Citing PatentFiling datePublication dateApplicantTitle
US8157869Jan 10, 2008Apr 17, 2012Biomet Manufacturing Corp.Knee joint prosthesis system and method for implantation
US8163028Aug 5, 2009Apr 24, 2012Biomet Manufacturing Corp.Knee joint prosthesis system and method for implantation
US8187280Oct 9, 2008May 29, 2012Biomet Manufacturing Corp.Knee joint prosthesis system and method for implantation

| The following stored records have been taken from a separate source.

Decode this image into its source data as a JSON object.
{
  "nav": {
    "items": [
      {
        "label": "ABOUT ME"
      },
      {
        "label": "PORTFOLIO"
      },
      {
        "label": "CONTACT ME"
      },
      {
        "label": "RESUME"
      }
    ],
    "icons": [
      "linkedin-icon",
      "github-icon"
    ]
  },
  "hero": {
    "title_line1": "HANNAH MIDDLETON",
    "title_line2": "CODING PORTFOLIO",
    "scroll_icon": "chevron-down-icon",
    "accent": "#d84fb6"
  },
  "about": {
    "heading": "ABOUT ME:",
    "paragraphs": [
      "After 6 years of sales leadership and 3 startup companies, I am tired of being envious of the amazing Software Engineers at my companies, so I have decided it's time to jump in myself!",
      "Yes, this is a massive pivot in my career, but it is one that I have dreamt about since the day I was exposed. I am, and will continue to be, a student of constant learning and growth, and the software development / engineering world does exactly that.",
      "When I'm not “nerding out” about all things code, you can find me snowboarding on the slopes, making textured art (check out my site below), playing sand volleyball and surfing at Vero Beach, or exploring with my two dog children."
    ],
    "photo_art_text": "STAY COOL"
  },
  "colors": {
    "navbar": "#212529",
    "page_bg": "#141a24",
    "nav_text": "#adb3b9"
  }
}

US8328873Mar 23, 2010Dec 11, 2012Biomet Manufacturing Corp.Knee joint prosthesis system and method for implantation
US8480751Aug 2, 2012Jul 9, 2013Biomet Manufacturing, LlcKnee joint prosthesis system and method for implantation
US8562616Oct 9, 2008Oct 22, 2013Biomet Manufacturing, LlcKnee joint prosthesis system and method for implantation

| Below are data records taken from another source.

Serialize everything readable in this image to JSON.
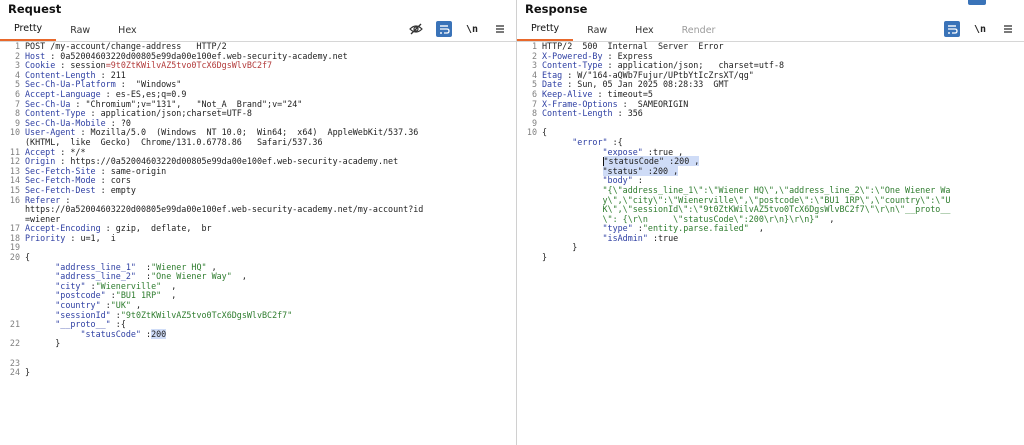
{
  "request": {
    "title": "Request",
    "tabs": [
      "Pretty",
      "Raw",
      "Hex"
    ],
    "lines": [
      {
        "n": "1",
        "segs": [
          {
            "t": "POST /my-account/change-address   HTTP/2",
            "c": ""
          }
        ]
      },
      {
        "n": "2",
        "segs": [
          {
            "t": "Host",
            "c": "hk"
          },
          {
            "t": " : 0a52004603220d00805e99da00e100ef.web-security-academy.net",
            "c": ""
          }
        ]
      },
      {
        "n": "3",
        "segs": [
          {
            "t": "Cookie",
            "c": "hk"
          },
          {
            "t": " : session",
            "c": ""
          },
          {
            "t": "=9t0ZtKWilvAZ5tvo0TcX6DgsWlvBC2f7",
            "c": "hv"
          }
        ]
      },
      {
        "n": "4",
        "segs": [
          {
            "t": "Content-Length",
            "c": "hk"
          },
          {
            "t": " : 211",
            "c": ""
          }
        ]
      },
      {
        "n": "5",
        "segs": [
          {
            "t": "Sec-Ch-Ua-Platform",
            "c": "hk"
          },
          {
            "t": " :  \"Windows\"",
            "c": ""
          }
        ]
      },
      {
        "n": "6",
        "segs": [
          {
            "t": "Accept-Language",
            "c": "hk"
          },
          {
            "t": " : es-ES,es;q=0.9",
            "c": ""
          }
        ]
      },
      {
        "n": "7",
        "segs": [
          {
            "t": "Sec-Ch-Ua",
            "c": "hk"
          },
          {
            "t": " : \"Chromium\";v=\"131\",   \"Not_A  Brand\";v=\"24\"",
            "c": ""
          }
        ]
      },
      {
        "n": "8",
        "segs": [
          {
            "t": "Content-Type",
            "c": "hk"
          },
          {
            "t": " : application/json;charset=UTF-8",
            "c": ""
          }
        ]
      },
      {
        "n": "9",
        "segs": [
          {
            "t": "Sec-Ch-Ua-Mobile",
            "c": "hk"
          },
          {
            "t": " : ?0",
            "c": ""
          }
        ]
      },
      {
        "n": "10",
        "segs": [
          {
            "t": "User-Agent",
            "c": "hk"
          },
          {
            "t": " : Mozilla/5.0  (Windows  NT 10.0;  Win64;  x64)  AppleWebKit/537.36",
            "c": ""
          }
        ]
      },
      {
        "n": "",
        "segs": [
          {
            "t": "(KHTML,  like  Gecko)  Chrome/131.0.6778.86   Safari/537.36",
            "c": ""
          }
        ]
      },
      {
        "n": "11",
        "segs": [
          {
            "t": "Accept",
            "c": "hk"
          },
          {
            "t": " : */*",
            "c": ""
          }
        ]
      },
      {
        "n": "12",
        "segs": [
          {
            "t": "Origin",
            "c": "hk"
          },
          {
            "t": " : https://0a52004603220d00805e99da00e100ef.web-security-academy.net",
            "c": ""
          }
        ]
      },
      {
        "n": "13",
        "segs": [
          {
            "t": "Sec-Fetch-Site",
            "c": "hk"
          },
          {
            "t": " : same-origin",
            "c": ""
          }
        ]
      },
      {
        "n": "14",
        "segs": [
          {
            "t": "Sec-Fetch-Mode",
            "c": "hk"
          },
          {
            "t": " : cors",
            "c": ""
          }
        ]
      },
      {
        "n": "15",
        "segs": [
          {
            "t": "Sec-Fetch-Dest",
            "c": "hk"
          },
          {
            "t": " : empty",
            "c": ""
          }
        ]
      },
      {
        "n": "16",
        "segs": [
          {
            "t": "Referer",
            "c": "hk"
          },
          {
            "t": " :",
            "c": ""
          }
        ]
      },
      {
        "n": "",
        "segs": [
          {
            "t": "https://0a52004603220d00805e99da00e100ef.web-security-academy.net/my-account?id",
            "c": ""
          }
        ]
      },
      {
        "n": "",
        "segs": [
          {
            "t": "=wiener",
            "c": ""
          }
        ]
      },
      {
        "n": "17",
        "segs": [
          {
            "t": "Accept-Encoding",
            "c": "hk"
          },
          {
            "t": " : gzip,  deflate,  br",
            "c": ""
          }
        ]
      },
      {
        "n": "18",
        "segs": [
          {
            "t": "Priority",
            "c": "hk"
          },
          {
            "t": " : u=1,  i",
            "c": ""
          }
        ]
      },
      {
        "n": "19",
        "segs": []
      },
      {
        "n": "20",
        "segs": [
          {
            "t": "{",
            "c": ""
          }
        ]
      },
      {
        "n": "",
        "segs": [
          {
            "t": "      ",
            "c": ""
          },
          {
            "t": "\"address_line_1\"",
            "c": "jk"
          },
          {
            "t": "  :",
            "c": ""
          },
          {
            "t": "\"Wiener HQ\"",
            "c": "jv"
          },
          {
            "t": " ,",
            "c": ""
          }
        ]
      },
      {
        "n": "",
        "segs": [
          {
            "t": "      ",
            "c": ""
          },
          {
            "t": "\"address_line_2\"",
            "c": "jk"
          },
          {
            "t": "  :",
            "c": ""
          },
          {
            "t": "\"One Wiener Way\"",
            "c": "jv"
          },
          {
            "t": "  ,",
            "c": ""
          }
        ]
      },
      {
        "n": "",
        "segs": [
          {
            "t": "      ",
            "c": ""
          },
          {
            "t": "\"city\"",
            "c": "jk"
          },
          {
            "t": " :",
            "c": ""
          },
          {
            "t": "\"Wienerville\"",
            "c": "jv"
          },
          {
            "t": "  ,",
            "c": ""
          }
        ]
      },
      {
        "n": "",
        "segs": [
          {
            "t": "      ",
            "c": ""
          },
          {
            "t": "\"postcode\"",
            "c": "jk"
          },
          {
            "t": " :",
            "c": ""
          },
          {
            "t": "\"BU1 1RP\"",
            "c": "jv"
          },
          {
            "t": "  ,",
            "c": ""
          }
        ]
      },
      {
        "n": "",
        "segs": [
          {
            "t": "      ",
            "c": ""
          },
          {
            "t": "\"country\"",
            "c": "jk"
          },
          {
            "t": " :",
            "c": ""
          },
          {
            "t": "\"UK\"",
            "c": "jv"
          },
          {
            "t": " ,",
            "c": ""
          }
        ]
      },
      {
        "n": "",
        "segs": [
          {
            "t": "      ",
            "c": ""
          },
          {
            "t": "\"sessionId\"",
            "c": "jk"
          },
          {
            "t": " :",
            "c": ""
          },
          {
            "t": "\"9t0ZtKWilvAZ5tvo0TcX6DgsWlvBC2f7\"",
            "c": "jv"
          }
        ]
      },
      {
        "n": "21",
        "segs": [
          {
            "t": "      ",
            "c": ""
          },
          {
            "t": "\"__proto__\"",
            "c": "jk"
          },
          {
            "t": " :{",
            "c": ""
          }
        ]
      },
      {
        "n": "",
        "segs": [
          {
            "t": "           ",
            "c": ""
          },
          {
            "t": "\"statusCode\"",
            "c": "jk"
          },
          {
            "t": " :",
            "c": ""
          },
          {
            "t": "200",
            "c": "sel"
          }
        ]
      },
      {
        "n": "22",
        "segs": [
          {
            "t": "      }",
            "c": ""
          }
        ]
      },
      {
        "n": "",
        "segs": []
      },
      {
        "n": "23",
        "segs": []
      },
      {
        "n": "24",
        "segs": [
          {
            "t": "}",
            "c": ""
          }
        ]
      }
    ]
  },
  "response": {
    "title": "Response",
    "tabs": [
      "Pretty",
      "Raw",
      "Hex",
      "Render"
    ],
    "lines": [
      {
        "n": "1",
        "segs": [
          {
            "t": "HTTP/2  500  Internal  Server  Error",
            "c": ""
          }
        ]
      },
      {
        "n": "2",
        "segs": [
          {
            "t": "X-Powered-By",
            "c": "hk"
          },
          {
            "t": " : Express",
            "c": ""
          }
        ]
      },
      {
        "n": "3",
        "segs": [
          {
            "t": "Content-Type",
            "c": "hk"
          },
          {
            "t": " : application/json;   charset=utf-8",
            "c": ""
          }
        ]
      },
      {
        "n": "4",
        "segs": [
          {
            "t": "Etag",
            "c": "hk"
          },
          {
            "t": " : W/\"164-aQWb7Fujur/UPtbYtIcZrsXT/qg\"",
            "c": ""
          }
        ]
      },
      {
        "n": "5",
        "segs": [
          {
            "t": "Date",
            "c": "hk"
          },
          {
            "t": " : Sun, 05 Jan 2025 08:28:33  GMT",
            "c": ""
          }
        ]
      },
      {
        "n": "6",
        "segs": [
          {
            "t": "Keep-Alive",
            "c": "hk"
          },
          {
            "t": " : timeout=5",
            "c": ""
          }
        ]
      },
      {
        "n": "7",
        "segs": [
          {
            "t": "X-Frame-Options",
            "c": "hk"
          },
          {
            "t": " :  SAMEORIGIN",
            "c": ""
          }
        ]
      },
      {
        "n": "8",
        "segs": [
          {
            "t": "Content-Length",
            "c": "hk"
          },
          {
            "t": " : 356",
            "c": ""
          }
        ]
      },
      {
        "n": "9",
        "segs": []
      },
      {
        "n": "10",
        "segs": [
          {
            "t": "{",
            "c": ""
          }
        ]
      },
      {
        "n": "",
        "segs": [
          {
            "t": "      ",
            "c": ""
          },
          {
            "t": "\"error\"",
            "c": "jk"
          },
          {
            "t": " :{",
            "c": ""
          }
        ]
      },
      {
        "n": "",
        "segs": [
          {
            "t": "            ",
            "c": ""
          },
          {
            "t": "\"expose\"",
            "c": "jk"
          },
          {
            "t": " :true ,",
            "c": ""
          }
        ]
      },
      {
        "n": "",
        "segs": [
          {
            "t": "            ",
            "c": ""
          },
          {
            "t": "|",
            "c": "caret"
          },
          {
            "t": "\"statusCode\" :200 ,",
            "c": "sel"
          }
        ]
      },
      {
        "n": "",
        "segs": [
          {
            "t": "            ",
            "c": ""
          },
          {
            "t": "\"status\" :200 ,",
            "c": "sel"
          }
        ]
      },
      {
        "n": "",
        "segs": [
          {
            "t": "            ",
            "c": ""
          },
          {
            "t": "\"body\"",
            "c": "jk"
          },
          {
            "t": " :",
            "c": ""
          }
        ]
      },
      {
        "n": "",
        "segs": [
          {
            "t": "            ",
            "c": ""
          },
          {
            "t": "\"{\\\"address_line_1\\\":\\\"Wiener HQ\\\",\\\"address_line_2\\\":\\\"One Wiener Wa",
            "c": "jv"
          }
        ]
      },
      {
        "n": "",
        "segs": [
          {
            "t": "            ",
            "c": ""
          },
          {
            "t": "y\\\",\\\"city\\\":\\\"Wienerville\\\",\\\"postcode\\\":\\\"BU1 1RP\\\",\\\"country\\\":\\\"U",
            "c": "jv"
          }
        ]
      },
      {
        "n": "",
        "segs": [
          {
            "t": "            ",
            "c": ""
          },
          {
            "t": "K\\\",\\\"sessionId\\\":\\\"9t0ZtKWilvAZ5tvo0TcX6DgsWlvBC2f7\\\"\\r\\n\\\"__proto__",
            "c": "jv"
          }
        ]
      },
      {
        "n": "",
        "segs": [
          {
            "t": "            ",
            "c": ""
          },
          {
            "t": "\\\": {\\r\\n     \\\"statusCode\\\":200\\r\\n}\\r\\n}\"",
            "c": "jv"
          },
          {
            "t": "  ,",
            "c": ""
          }
        ]
      },
      {
        "n": "",
        "segs": [
          {
            "t": "            ",
            "c": ""
          },
          {
            "t": "\"type\"",
            "c": "jk"
          },
          {
            "t": " :",
            "c": ""
          },
          {
            "t": "\"entity.parse.failed\"",
            "c": "jv"
          },
          {
            "t": "  ,",
            "c": ""
          }
        ]
      },
      {
        "n": "",
        "segs": [
          {
            "t": "            ",
            "c": ""
          },
          {
            "t": "\"isAdmin\"",
            "c": "jk"
          },
          {
            "t": " :true",
            "c": ""
          }
        ]
      },
      {
        "n": "",
        "segs": [
          {
            "t": "      }",
            "c": ""
          }
        ]
      },
      {
        "n": "",
        "segs": [
          {
            "t": "}",
            "c": ""
          }
        ]
      }
    ]
  },
  "icons": {
    "hide": "eye-slash-icon",
    "wrap": "wrap-lines-icon",
    "newline": "\\n",
    "menu": "menu-icon"
  },
  "colors": {
    "accent": "#e8682b",
    "toggle": "#3a73b8",
    "header_key": "#2e3fa3",
    "json_string": "#2f7d2f"
  }
}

US8936648Mar 12, 2013Jan 20, 2015Biomet Manufacturing, LlcKnee joint prosthesis system and method for implantation
US9192480Sep 24, 2013Nov 24, 2015Zimmer, Inc.Asymmetric tibial components for a knee prosthesis
US9283082 *May 21, 2014Mar 15, 2016Zimmer, Inc.Methods related to seating of bearing component on tibial tray

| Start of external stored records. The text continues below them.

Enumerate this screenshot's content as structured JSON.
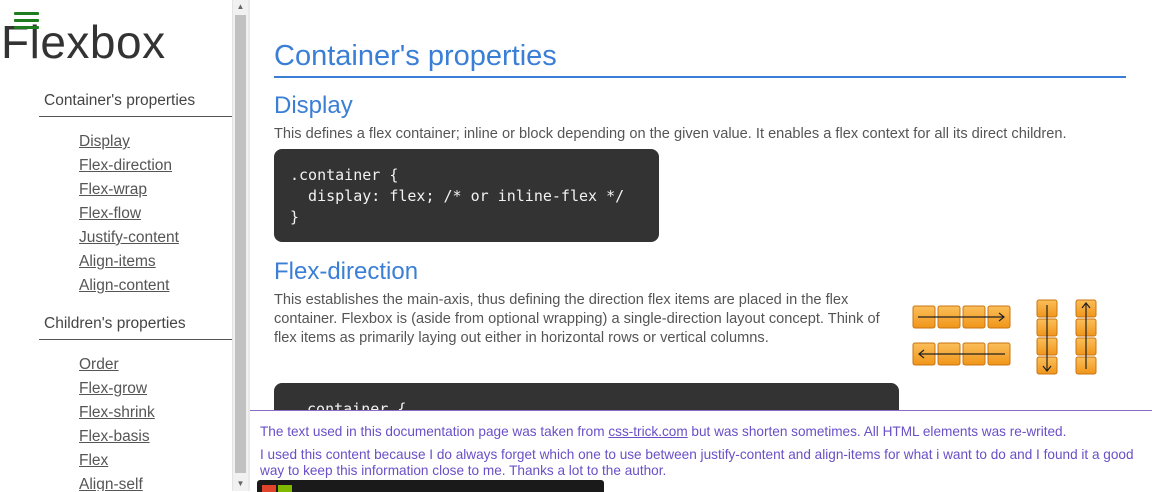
{
  "brand": "Flexbox",
  "sidebar": {
    "container_heading": "Container's properties",
    "container_items": [
      "Display",
      "Flex-direction",
      "Flex-wrap",
      "Flex-flow",
      "Justify-content",
      "Align-items",
      "Align-content"
    ],
    "children_heading": "Children's properties",
    "children_items": [
      "Order",
      "Flex-grow",
      "Flex-shrink",
      "Flex-basis",
      "Flex",
      "Align-self"
    ]
  },
  "main": {
    "title": "Container's properties",
    "display": {
      "title": "Display",
      "text": "This defines a flex container; inline or block depending on the given value. It enables a flex context for all its direct children.",
      "code": ".container {\n  display: flex; /* or inline-flex */\n}"
    },
    "flex_direction": {
      "title": "Flex-direction",
      "text": "This establishes the main-axis, thus defining the direction flex items are placed in the flex container. Flexbox is (aside from optional wrapping) a single-direction layout concept. Think of flex items as primarily laying out either in horizontal rows or vertical columns.",
      "code": ".container {"
    }
  },
  "footer": {
    "line1_before": "The text used in this documentation page was taken from ",
    "line1_link": "css-trick.com",
    "line1_after": " but was shorten sometimes. All HTML elements was re-writed.",
    "line2": "I used this content because I do always forget which one to use between justify-content and align-items for what i want to do and I found it a good way to keep this information close to me. Thanks a lot to the author."
  },
  "colors": {
    "heading_blue": "#3a7fd5",
    "code_bg": "#333333",
    "footer_purple": "#6a4fc7",
    "box_orange": "#f5a623",
    "menu_green": "#1e7d1e"
  }
}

US9295557Sep 24, 2013Mar 29, 2016Zimmer, Inc.Asymmetric tibial components for a knee prosthesis
US9308096May 15, 2014Apr 12, 2016Zimmer, Inc.Tibial baseplate with asymmetric placement of fixation structures
US9314343Sep 24, 2013Apr 19, 2016Zimmer, Inc.Motion facilitating tibial components for a knee prosthesis
US9381090Aug 24, 2012Jul 5, 2016Zimmer, Inc.Asymmetric tibial components for a knee prosthesis
US20140257506 *May 21, 2014Sep 11, 2014Zimmer, Inc.Tibial prosthesis
Classifications
U.S. Classification623/20.33, 623/20.15, 623/23.41
International ClassificationA61F2/34, A61F2/00, A61F2/30, A61F2/38, A61F2/46
Cooperative ClassificationA61F2002/30604, A61F2002/30568, A61F2002/3082, A61F2/389, A61F2220/0025, A61F2002/30563, A61F2002/3051, A61F2002/30571, A61F2002/30387, A61F2002/30878, A61F2310/00029
European ClassificationA61F2/38T
Legal Events
DateCodeEventDescription
Apr 30, 2004ASAssignment
Owner name: ZIMMER TECHNOLOGY, INC., ILLINOIS
Free format text: ASSIGNMENT OF ASSIGNORS INTEREST;ASSIGNOR:YAO, JIAN Q.;REEL/FRAME:015289/0679
Effective date: 20040415
Jul 2, 2010FPAYFee payment
Year of fee payment: 4
Jul 16, 2014FPAYFee payment
Year of fee payment: 8